When that might happen, if it happens at all, is not clear. The council lists the issue only as a “presentation” by Randolph on its agenda, not as an item up for a formal vote. Trump, in the meantime, has been living at Mar-a-Lago full time since Jan. 20, the day of successor Joe Biden’s inauguration.
The legal review by Randolph was sparked by complaints by some residents and lawyer Reginald Stambaugh, who cited Trump’s promise at the time of the 1993 agreement. Stambaugh did not respond to HuffPost queries on Monday but wrote in a Dec. 15 letter to the town council that there were a number of homes on the market in Palm Beach that Trump could choose from to live in if he wanted.
Even that, however, would not be necessary, as Trump already owns three houses adjacent to Mar-a-Lago or its beach club across the street: a 10,000-square-foot oceanfront home at 1125 S. Ocean Blvd., just north of Mar-a-Lago’s beach club, which he bought from his sister Maryanne Trump Barry in 2018 for $18.5 million; a 6,000-square-foot house across the street at 1094 S. Ocean Blvd., estimated at $10.4 million; and a 3,000-square-foot house just to its west at 124 Woodbridge Road, estimated at $3.3 million.
Laurence Leamer, a Palm Beach author who wrote a book about Mar-a-Lago and Trump’s presidency, said Trump would not be happy living in any of those places because it would require a walk or a golf cart ride to visit his club, where he is certain to find admirers who have paid hundreds of thousands of dollars to join and remain as members and who will praise and compliment him when they see him.
“He needs to have people telling him he’s great all the time,” Leamer said, adding that he doubts the town council will have much interest in creating a controversy over Trump’s choice to live at Mar-a-Lago, regardless of what he promised three decades ago. “They’re not going to pick a fight with him.”
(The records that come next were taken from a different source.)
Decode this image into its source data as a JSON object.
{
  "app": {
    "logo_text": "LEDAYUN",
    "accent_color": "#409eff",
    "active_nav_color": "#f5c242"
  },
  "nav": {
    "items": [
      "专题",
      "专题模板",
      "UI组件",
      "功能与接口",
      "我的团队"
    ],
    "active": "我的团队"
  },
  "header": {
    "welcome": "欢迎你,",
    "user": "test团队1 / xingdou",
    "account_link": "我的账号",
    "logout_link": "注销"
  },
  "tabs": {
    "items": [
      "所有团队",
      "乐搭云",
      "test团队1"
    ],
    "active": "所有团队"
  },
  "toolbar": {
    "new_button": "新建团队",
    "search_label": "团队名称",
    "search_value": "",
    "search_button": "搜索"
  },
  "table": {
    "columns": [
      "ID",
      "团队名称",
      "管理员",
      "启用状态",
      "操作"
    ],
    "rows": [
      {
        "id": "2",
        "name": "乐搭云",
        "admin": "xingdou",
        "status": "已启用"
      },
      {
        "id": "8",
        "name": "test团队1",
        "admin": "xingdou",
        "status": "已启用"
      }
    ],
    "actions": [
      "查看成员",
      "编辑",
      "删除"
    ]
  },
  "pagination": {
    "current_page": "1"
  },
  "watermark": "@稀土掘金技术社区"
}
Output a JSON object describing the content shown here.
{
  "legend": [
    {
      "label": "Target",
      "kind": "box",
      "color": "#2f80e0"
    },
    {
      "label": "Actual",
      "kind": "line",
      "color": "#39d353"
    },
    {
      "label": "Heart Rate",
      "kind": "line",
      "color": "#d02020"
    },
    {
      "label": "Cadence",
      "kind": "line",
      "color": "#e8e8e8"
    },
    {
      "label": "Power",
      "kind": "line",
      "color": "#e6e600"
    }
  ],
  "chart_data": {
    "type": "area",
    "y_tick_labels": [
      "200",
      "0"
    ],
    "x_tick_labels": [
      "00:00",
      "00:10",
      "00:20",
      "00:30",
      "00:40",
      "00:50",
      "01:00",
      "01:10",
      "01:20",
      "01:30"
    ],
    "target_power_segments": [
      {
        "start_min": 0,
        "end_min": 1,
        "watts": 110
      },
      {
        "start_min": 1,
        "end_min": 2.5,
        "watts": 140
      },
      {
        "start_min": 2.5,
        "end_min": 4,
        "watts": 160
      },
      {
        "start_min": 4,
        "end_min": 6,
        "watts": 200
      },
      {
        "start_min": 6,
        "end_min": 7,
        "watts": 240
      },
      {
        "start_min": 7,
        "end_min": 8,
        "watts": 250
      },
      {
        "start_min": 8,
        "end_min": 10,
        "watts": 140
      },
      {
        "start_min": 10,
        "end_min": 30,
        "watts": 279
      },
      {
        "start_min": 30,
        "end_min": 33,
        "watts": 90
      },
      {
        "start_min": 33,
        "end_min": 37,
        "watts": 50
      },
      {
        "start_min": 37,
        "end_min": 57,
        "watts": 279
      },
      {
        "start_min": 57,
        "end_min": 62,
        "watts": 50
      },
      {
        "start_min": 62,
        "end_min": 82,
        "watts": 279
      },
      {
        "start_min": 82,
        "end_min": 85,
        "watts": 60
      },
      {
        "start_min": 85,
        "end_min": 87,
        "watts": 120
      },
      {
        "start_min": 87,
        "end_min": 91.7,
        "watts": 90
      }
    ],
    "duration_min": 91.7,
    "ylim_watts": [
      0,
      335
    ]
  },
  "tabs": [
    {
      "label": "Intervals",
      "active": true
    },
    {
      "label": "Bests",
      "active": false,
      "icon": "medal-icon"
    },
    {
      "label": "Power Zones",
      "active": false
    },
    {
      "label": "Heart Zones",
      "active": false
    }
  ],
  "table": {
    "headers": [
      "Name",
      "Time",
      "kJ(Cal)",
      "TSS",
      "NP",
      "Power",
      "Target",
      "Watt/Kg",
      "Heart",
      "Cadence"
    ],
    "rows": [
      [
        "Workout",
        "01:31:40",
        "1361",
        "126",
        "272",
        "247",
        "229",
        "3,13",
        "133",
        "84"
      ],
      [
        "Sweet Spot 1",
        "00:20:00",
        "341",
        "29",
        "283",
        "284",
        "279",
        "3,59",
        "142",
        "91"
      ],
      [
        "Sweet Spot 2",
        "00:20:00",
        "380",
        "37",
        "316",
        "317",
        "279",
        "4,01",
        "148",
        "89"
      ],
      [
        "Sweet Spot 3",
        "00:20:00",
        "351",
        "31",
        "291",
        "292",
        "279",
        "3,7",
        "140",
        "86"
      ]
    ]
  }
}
Palm Beach Town Council members are scheduled to hear Randolph’s presentation Tuesday morning, just hours before the U.S. Senate is to begin its second impeachment trial against Trump, this time for inciting a deadly insurrection at the U.S. Capitol on Jan. 6 in an attempt to overturn the election he lost two months earlier.